To call Mike Spurr a Beatlemaniac would be a big understatement.

Walking down to the basement of Spurr’s Waverley Road home is like taking a trip down memory lane, or perhaps Penny Lane, as one of only 10 of the replica street signs in the world, with the same imperfections as the original Liverpool sign, welcomes visitors into a mini museum dedicated to the British musicians.

That includes Sir Paul McCartney, the famous former Beatle who will take the stage on the Halifax Common this Saturday, much to the excitement of many Nova Scotians, but especially to longtime fans such as Spurr, who has made the trek across the pond for conventions in the band’s birthplace 14 times.

“He’s a walking legend,” said Spurr — surrounded by shelves of countless records, books, magazines and memorabilia that he couldn’t put a price tag on either monetarily or sentimentally — on Thursday inside his beloved Beatles shrine.

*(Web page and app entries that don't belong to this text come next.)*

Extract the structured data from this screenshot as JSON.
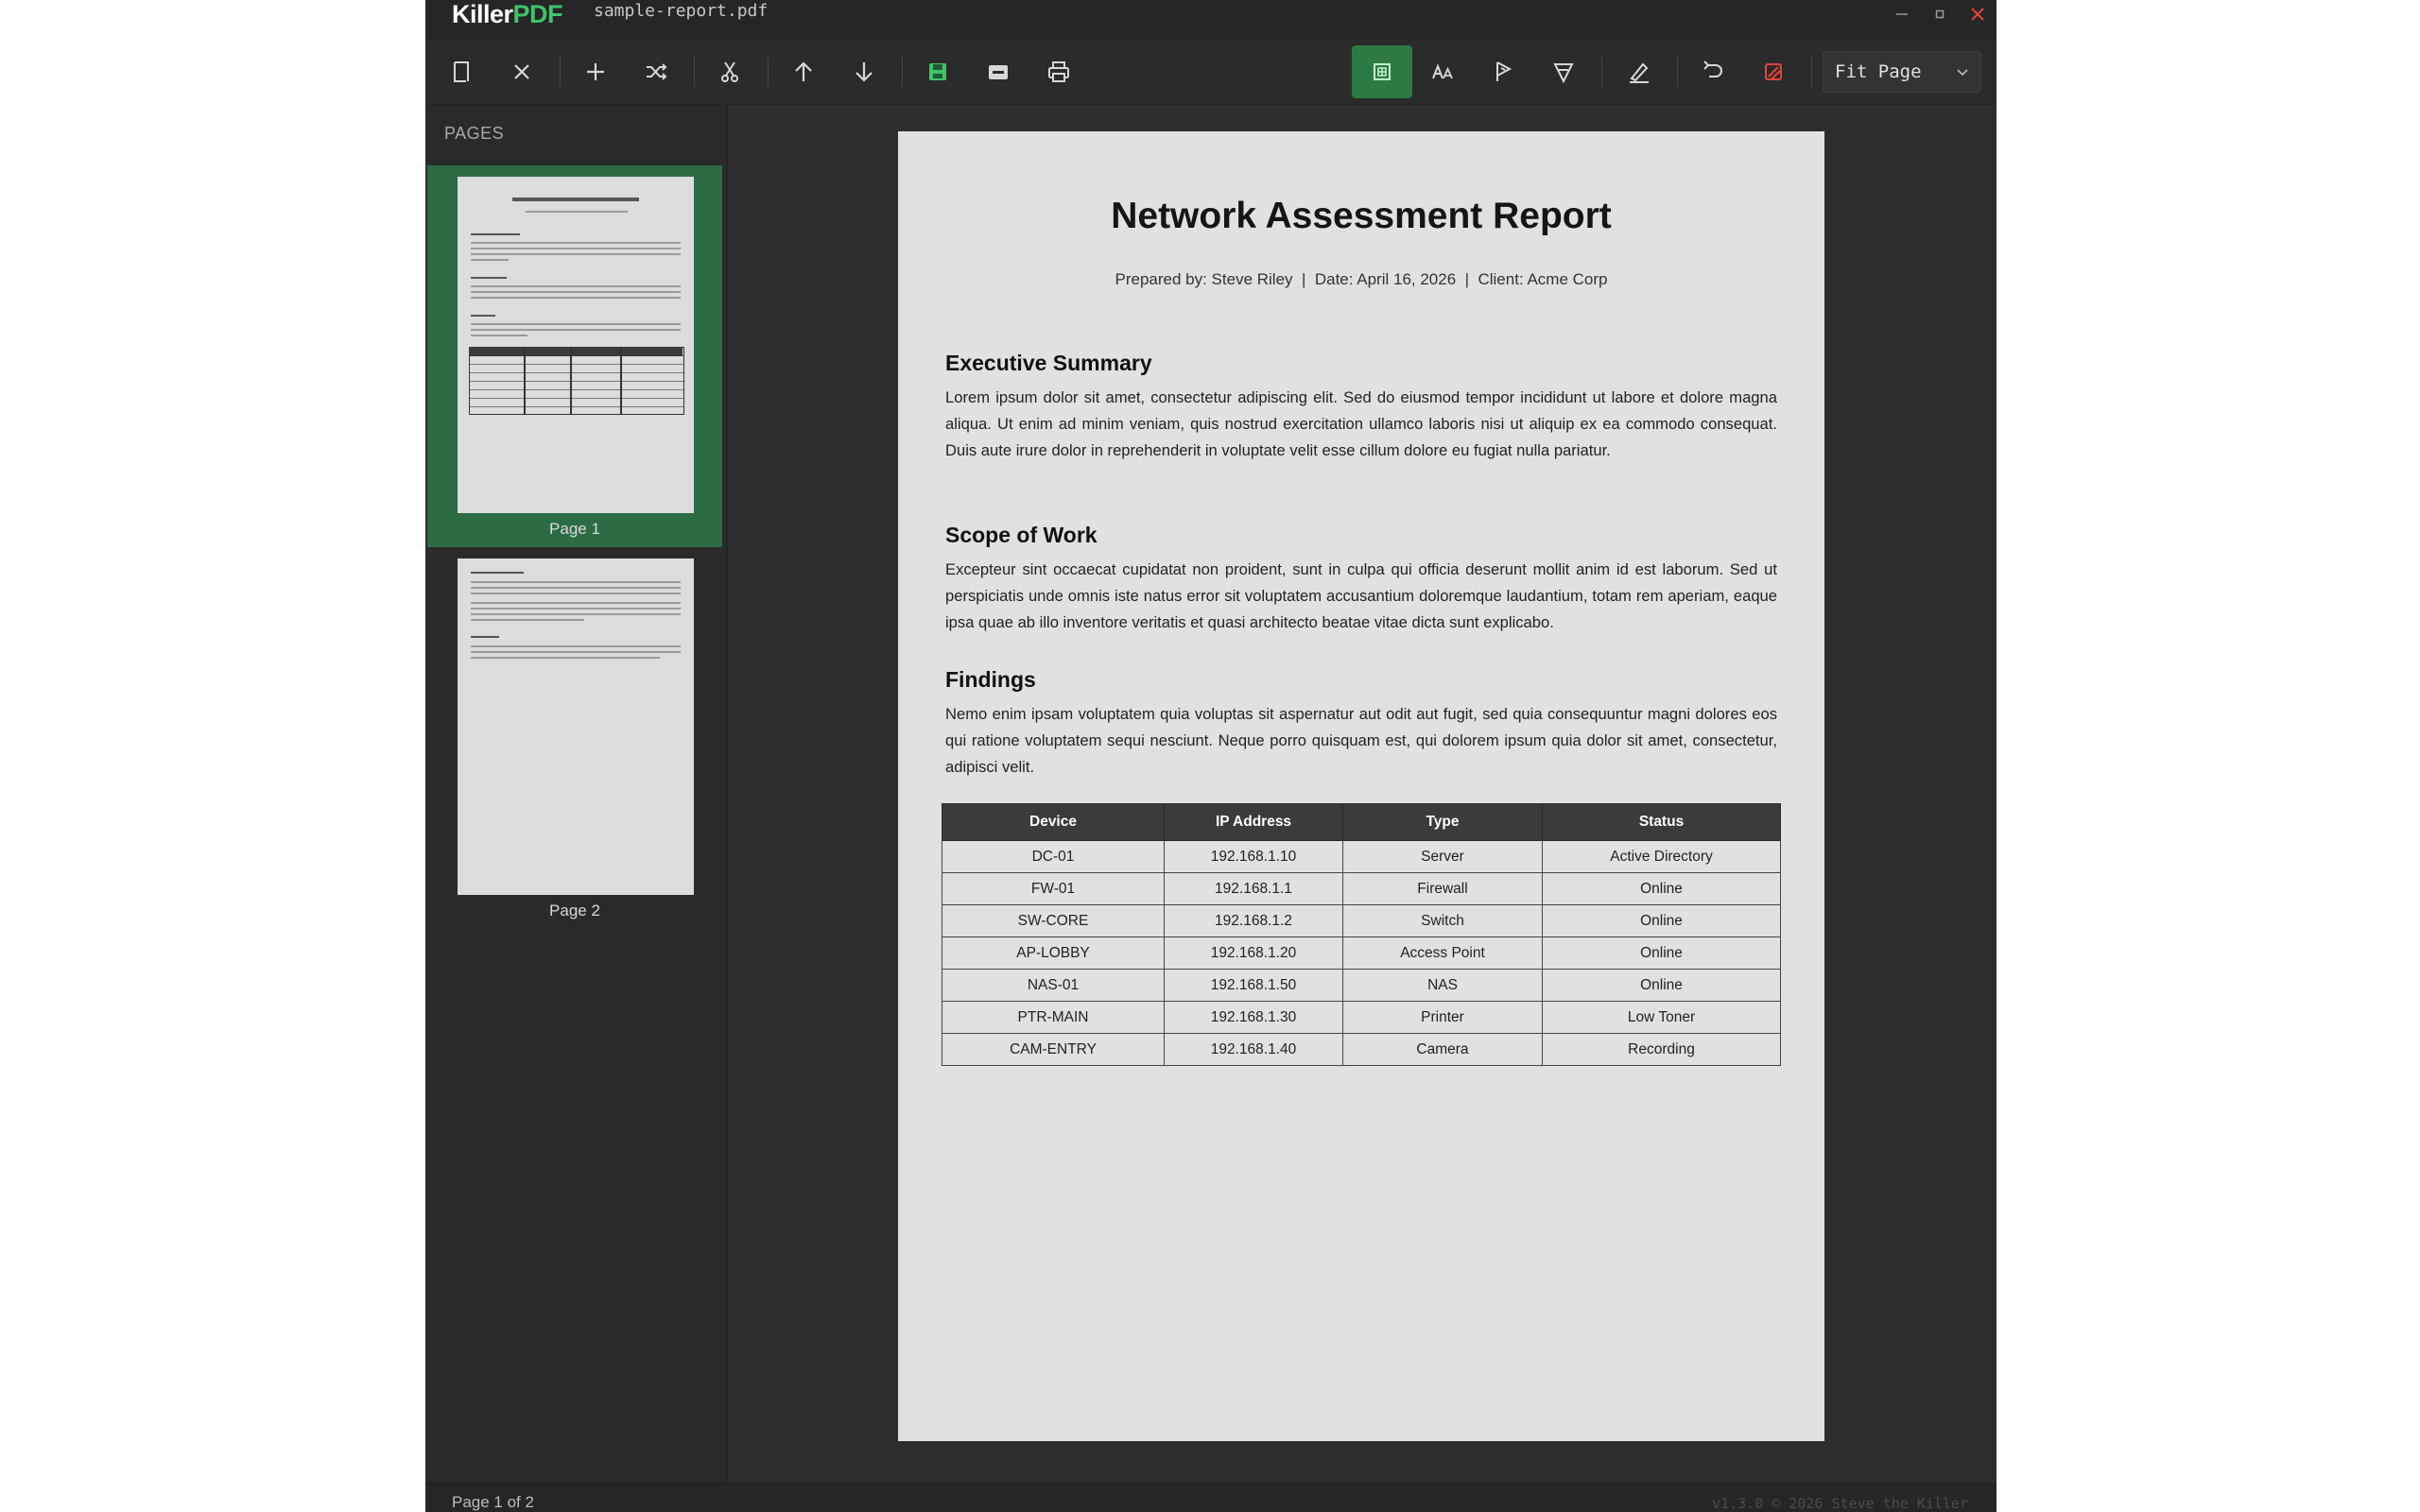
{
  "app": {
    "brand_main": "Killer",
    "brand_accent": "PDF",
    "filename": "sample-report.pdf",
    "accent_color": "#3fc46a"
  },
  "toolbar": {
    "icons": [
      "new-page-icon",
      "close-icon",
      "add-icon",
      "shuffle-icon",
      "cut-icon",
      "move-up-icon",
      "move-down-icon",
      "save-icon",
      "window-icon",
      "print-icon",
      "select-tool-icon",
      "text-tool-icon",
      "highlight-tool-icon",
      "markup-tool-icon",
      "sign-icon",
      "undo-icon",
      "clear-annotations-icon"
    ],
    "zoom_value": "Fit Page"
  },
  "sidebar": {
    "header": "PAGES",
    "pages": [
      {
        "label": "Page 1",
        "selected": true
      },
      {
        "label": "Page 2",
        "selected": false
      }
    ]
  },
  "document": {
    "title": "Network Assessment Report",
    "subtitle": "Prepared by: Steve Riley  |  Date: April 16, 2026  |  Client: Acme Corp",
    "sections": [
      {
        "heading": "Executive Summary",
        "text": "Lorem ipsum dolor sit amet, consectetur adipiscing elit. Sed do eiusmod tempor incididunt ut labore et dolore magna aliqua. Ut enim ad minim veniam, quis nostrud exercitation ullamco laboris nisi ut aliquip ex ea commodo consequat. Duis aute irure dolor in reprehenderit in voluptate velit esse cillum dolore eu fugiat nulla pariatur."
      },
      {
        "heading": "Scope of Work",
        "text": "Excepteur sint occaecat cupidatat non proident, sunt in culpa qui officia deserunt mollit anim id est laborum. Sed ut perspiciatis unde omnis iste natus error sit voluptatem accusantium doloremque laudantium, totam rem aperiam, eaque ipsa quae ab illo inventore veritatis et quasi architecto beatae vitae dicta sunt explicabo."
      },
      {
        "heading": "Findings",
        "text": "Nemo enim ipsam voluptatem quia voluptas sit aspernatur aut odit aut fugit, sed quia consequuntur magni dolores eos qui ratione voluptatem sequi nesciunt. Neque porro quisquam est, qui dolorem ipsum quia dolor sit amet, consectetur, adipisci velit."
      }
    ],
    "table": {
      "headers": [
        "Device",
        "IP Address",
        "Type",
        "Status"
      ],
      "rows": [
        [
          "DC-01",
          "192.168.1.10",
          "Server",
          "Active Directory"
        ],
        [
          "FW-01",
          "192.168.1.1",
          "Firewall",
          "Online"
        ],
        [
          "SW-CORE",
          "192.168.1.2",
          "Switch",
          "Online"
        ],
        [
          "AP-LOBBY",
          "192.168.1.20",
          "Access Point",
          "Online"
        ],
        [
          "NAS-01",
          "192.168.1.50",
          "NAS",
          "Online"
        ],
        [
          "PTR-MAIN",
          "192.168.1.30",
          "Printer",
          "Low Toner"
        ],
        [
          "CAM-ENTRY",
          "192.168.1.40",
          "Camera",
          "Recording"
        ]
      ]
    }
  },
  "status": {
    "page_indicator": "Page 1 of 2",
    "version": "v1.3.0  © 2026  Steve the Killer"
  }
}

The 54-year-old superfan has seen McCartney perform three times, but will watch again from VIP seats Saturday with his family, including mom Gerry Spurr, who will likely keep warm underneath a Wings quilt she once made for her son.

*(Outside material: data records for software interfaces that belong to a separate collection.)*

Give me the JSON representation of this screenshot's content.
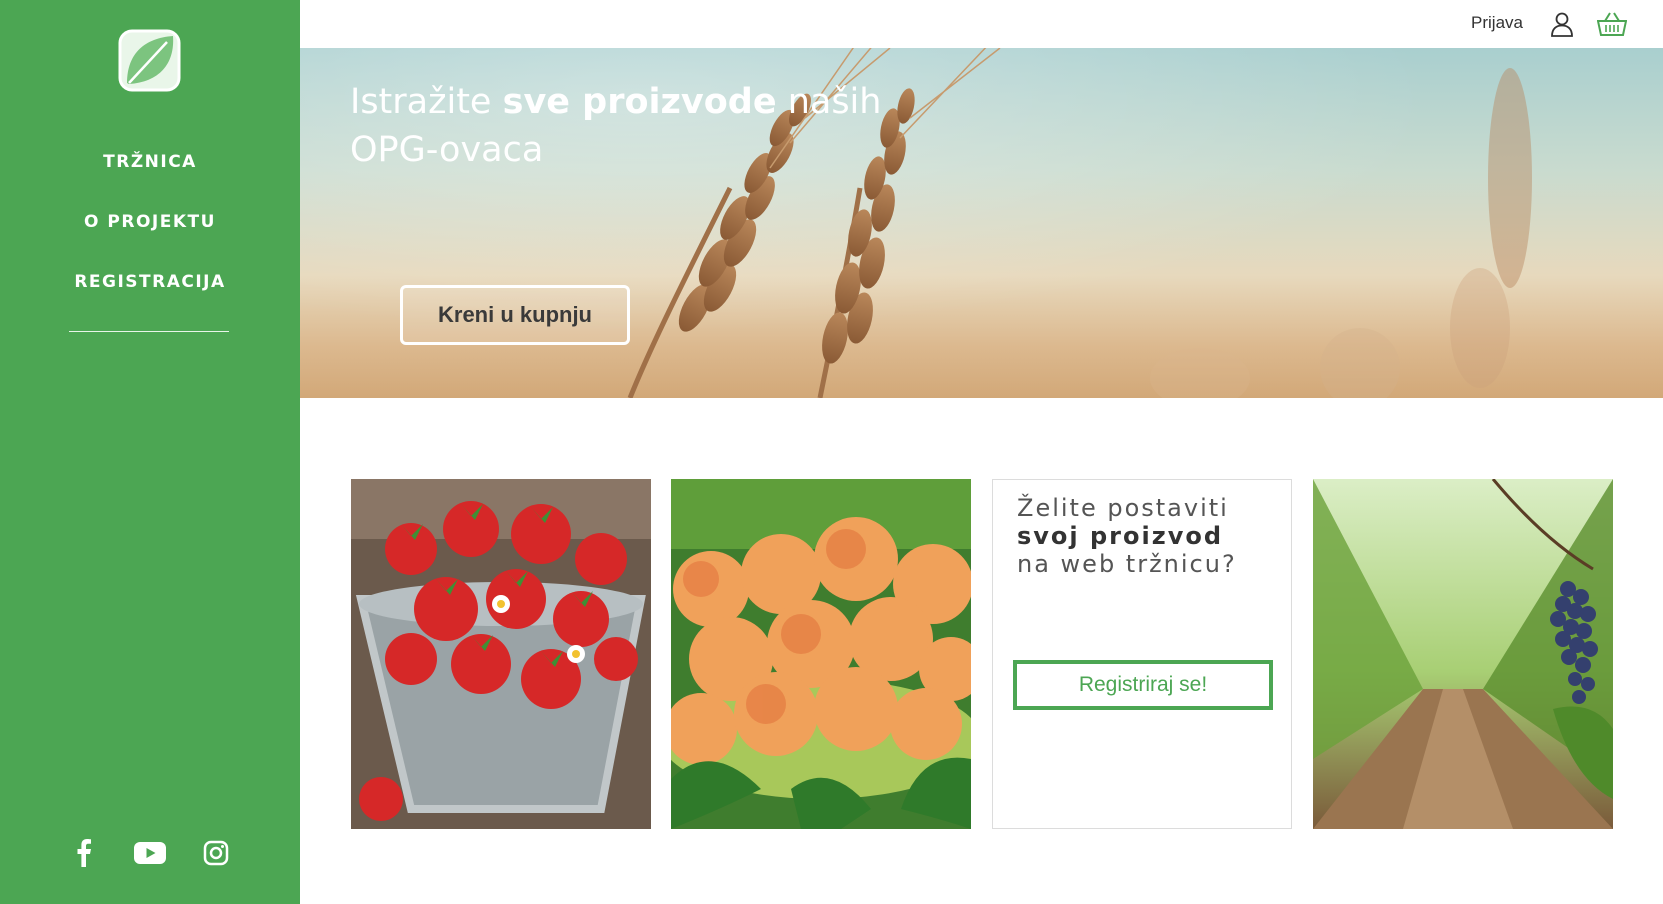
{
  "sidebar": {
    "logo_icon": "leaf-logo-icon",
    "nav": [
      "TRŽNICA",
      "O PROJEKTU",
      "REGISTRACIJA"
    ],
    "socials": [
      "facebook-icon",
      "youtube-icon",
      "instagram-icon"
    ]
  },
  "topbar": {
    "login_label": "Prijava",
    "user_icon": "user-icon",
    "cart_icon": "basket-icon"
  },
  "hero": {
    "title_part1": "Istražite ",
    "title_bold": "sve proizvode",
    "title_part2": " naših OPG-ovaca",
    "cta_label": "Kreni u kupnju"
  },
  "cards": {
    "promo_line1": "Želite postaviti ",
    "promo_bold": "svoj proizvod",
    "promo_line2": "na web tržnicu?",
    "promo_button": "Registriraj se!",
    "images": [
      "strawberries-photo",
      "apricots-photo",
      "vineyard-grapes-photo"
    ]
  },
  "colors": {
    "brand_green": "#4ca653",
    "white": "#ffffff"
  }
}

“You wait for Paul McCartney to do All My Loving,” Spurr said. “I’m going to be pretty teary-eyed.”

Spurr admits he can’t whistle a Beatles tune, but Hal Bruce of Lawrencetown can sing ’em all.

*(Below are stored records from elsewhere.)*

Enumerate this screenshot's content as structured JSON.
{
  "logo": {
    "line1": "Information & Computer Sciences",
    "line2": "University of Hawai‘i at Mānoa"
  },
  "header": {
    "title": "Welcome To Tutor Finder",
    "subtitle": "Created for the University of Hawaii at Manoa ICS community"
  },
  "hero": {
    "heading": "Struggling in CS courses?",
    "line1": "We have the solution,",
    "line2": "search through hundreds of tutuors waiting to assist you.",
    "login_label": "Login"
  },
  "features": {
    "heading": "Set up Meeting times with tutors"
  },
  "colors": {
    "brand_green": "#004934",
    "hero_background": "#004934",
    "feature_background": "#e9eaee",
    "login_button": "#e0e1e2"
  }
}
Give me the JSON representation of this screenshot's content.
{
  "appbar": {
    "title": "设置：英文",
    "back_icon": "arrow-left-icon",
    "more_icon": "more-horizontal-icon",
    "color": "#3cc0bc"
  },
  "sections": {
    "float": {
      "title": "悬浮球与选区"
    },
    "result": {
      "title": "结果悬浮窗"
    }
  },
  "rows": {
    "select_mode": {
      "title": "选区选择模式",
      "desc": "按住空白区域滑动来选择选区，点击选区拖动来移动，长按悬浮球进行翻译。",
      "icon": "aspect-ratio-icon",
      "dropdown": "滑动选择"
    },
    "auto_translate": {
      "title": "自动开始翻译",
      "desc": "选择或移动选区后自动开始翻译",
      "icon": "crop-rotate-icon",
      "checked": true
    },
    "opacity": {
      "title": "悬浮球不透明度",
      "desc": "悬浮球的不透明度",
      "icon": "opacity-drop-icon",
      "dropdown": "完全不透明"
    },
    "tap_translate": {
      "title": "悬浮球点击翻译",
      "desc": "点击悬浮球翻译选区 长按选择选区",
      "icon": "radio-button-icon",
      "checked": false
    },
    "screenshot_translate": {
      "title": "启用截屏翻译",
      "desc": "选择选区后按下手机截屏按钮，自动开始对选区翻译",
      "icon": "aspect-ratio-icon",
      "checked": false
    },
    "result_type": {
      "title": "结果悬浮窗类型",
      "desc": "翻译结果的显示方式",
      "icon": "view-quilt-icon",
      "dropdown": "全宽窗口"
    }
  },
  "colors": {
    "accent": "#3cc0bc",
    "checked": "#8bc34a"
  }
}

He’s arguably the most well-known Beatles soloist in the world and runs the annual Maritime Beatles Event in Halifax.

“I saw the Beatles on the Ed Sullivan show for the first time in ’64,” Bruce said on Thursday. “They’re infectious.”

The self-described “Beatles addict” dreams of opening for McCartney, adding if he meets the man himself this weekend he’ll probably only mutter “da, da, da, da, da…”

“In my heart it would be, if I could get it out, that ‘I just want to let you know that you and John (Lennon) have made me the person that I am today.’”